The first few books to be printed and sold at print shops were religious texts and bibles. There was very little to no printing of new ideas taking place. Most people entered the printing business and then quickly left it. The main reason was the distribution of books was not organized. The potential for improvement was there, the market was there, and the demand was definitely there, but the control and transport were poorly organized. To add to this, the literacy rate in Europe was still very low. Most people did not even know how to read. However, this situation was improved by the Frankfort Fair, which was a center for printing and drew hundreds of booksellers, scholars, publishers and collectors from all over the world.

Printing encouraged literacy amongst the population and eventually brought about a deep and lasting impact on many people’s lives. The majority of the first books made by hand were typically the Bible. The print shop on the other hand, responded to demand with medical, travel and practical manuals. Printing also provided a platform for scholars and prevented the corruption of their texts during hand copying. By giving everyone the same texts to work from, the printing press had brought about progress in science and scholarship in a faster and more reliable way.

The main effects of the printing press however, was to multiply the supply and cut down the costs of books. Thus, it made information of all kinds readily available to larger segment of the population. Libraries were then able to store more information, and at a lower cost. The printing press also facilitated the preservation and dissemination of knowledge. This was very important for the advancement of science and technology. The printing press certainly fueled the start of the ‘information revolution’, which is on par with the Internet of today. The printing press allowed the spread of new ideas and information quickly, and with much greater impact.

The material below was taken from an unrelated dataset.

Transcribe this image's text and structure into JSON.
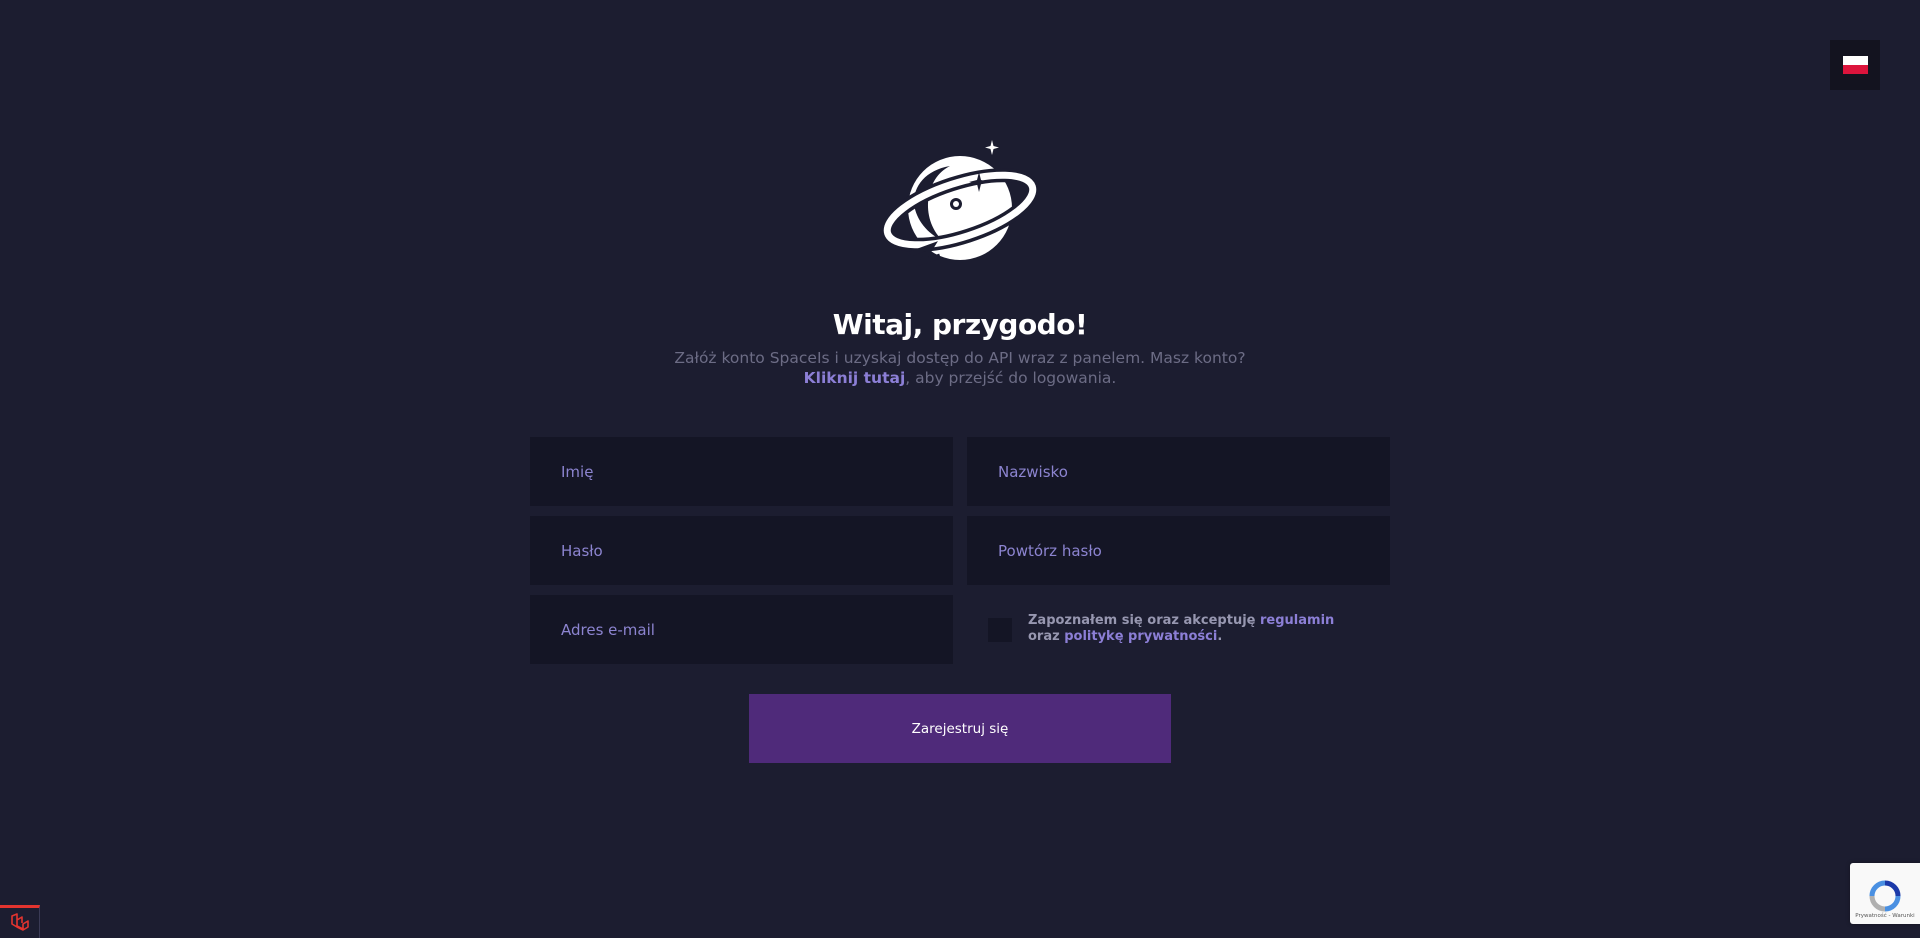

Initial success with automatic printing was found with the steam printing presses of the early 1800's. This was the next major step for the printing industry. Gutenberg's original design had remained largely unchanged until then. The steam press, constructed of cast iron, allowed double the print size and required 90% less force to print properly. It could produce 250 prints an hour, an amazing feat for the era. Compare that to today's fully automated digital printing presses, which are capable of handling any color, font and print size at a printing rate that makes the steam press look like a snail.

So in the span of five centuries, we have witnessed human expression evolve from the spoken word, to the hand written word, to printed word. Now with today’s electronic mediums, our communication has evolved to what has become the digital information age. The internet’s effect on communication is causing us to rethink text itself. It has almost come full circle and returned to a state much like it was in its infancy of the spoken word. I am confident that if Johannes Gutenberg were alive today and needed toner for his laser printer, he would web-surf over to ClickInks.com. With the purchase of Clickinks remanufactured printer cartridges, you help reduce the amount of cartridges that are disposed of into landfills and save yourself money at the same time!